Problem details - Leave out the pictures and retype everything else in the records below exactly.

Data to process -

=-=-=

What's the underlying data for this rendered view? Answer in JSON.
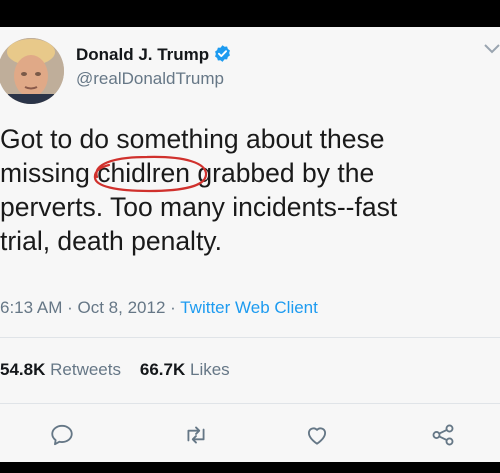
{
  "author": {
    "name": "Donald J. Trump",
    "handle": "@realDonaldTrump"
  },
  "tweet": {
    "lines": [
      "Got to do something about these",
      "grabbed by the",
      "perverts. Too many incidents--fast",
      "trial, death penalty."
    ],
    "line2_prefix": "missing ",
    "circled_word": "chidlren"
  },
  "meta": {
    "time": "6:13 AM",
    "sep": "·",
    "date": "Oct 8, 2012",
    "client": "Twitter Web Client"
  },
  "stats": {
    "retweets_count": "54.8K",
    "retweets_label": "Retweets",
    "likes_count": "66.7K",
    "likes_label": "Likes"
  },
  "actions": [
    "reply-icon",
    "retweet-icon",
    "like-icon",
    "share-icon"
  ],
  "colors": {
    "verified": "#1d9bf0",
    "link": "#1d9bf0",
    "annotation": "#d0312d",
    "muted": "#667786"
  }
}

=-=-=

Solution for this exercise -
What's the underlying data for this rendered view? Answer in JSON.
{
  "author": {
    "name": "Donald J. Trump",
    "handle": "@realDonaldTrump"
  },
  "tweet": {
    "lines": [
      "Got to do something about these",
      "grabbed by the",
      "perverts. Too many incidents--fast",
      "trial, death penalty."
    ],
    "line2_prefix": "missing ",
    "circled_word": "chidlren"
  },
  "meta": {
    "time": "6:13 AM",
    "sep": "·",
    "date": "Oct 8, 2012",
    "client": "Twitter Web Client"
  },
  "stats": {
    "retweets_count": "54.8K",
    "retweets_label": "Retweets",
    "likes_count": "66.7K",
    "likes_label": "Likes"
  },
  "actions": [
    "reply-icon",
    "retweet-icon",
    "like-icon",
    "share-icon"
  ],
  "colors": {
    "verified": "#1d9bf0",
    "link": "#1d9bf0",
    "annotation": "#d0312d",
    "muted": "#667786"
  }
}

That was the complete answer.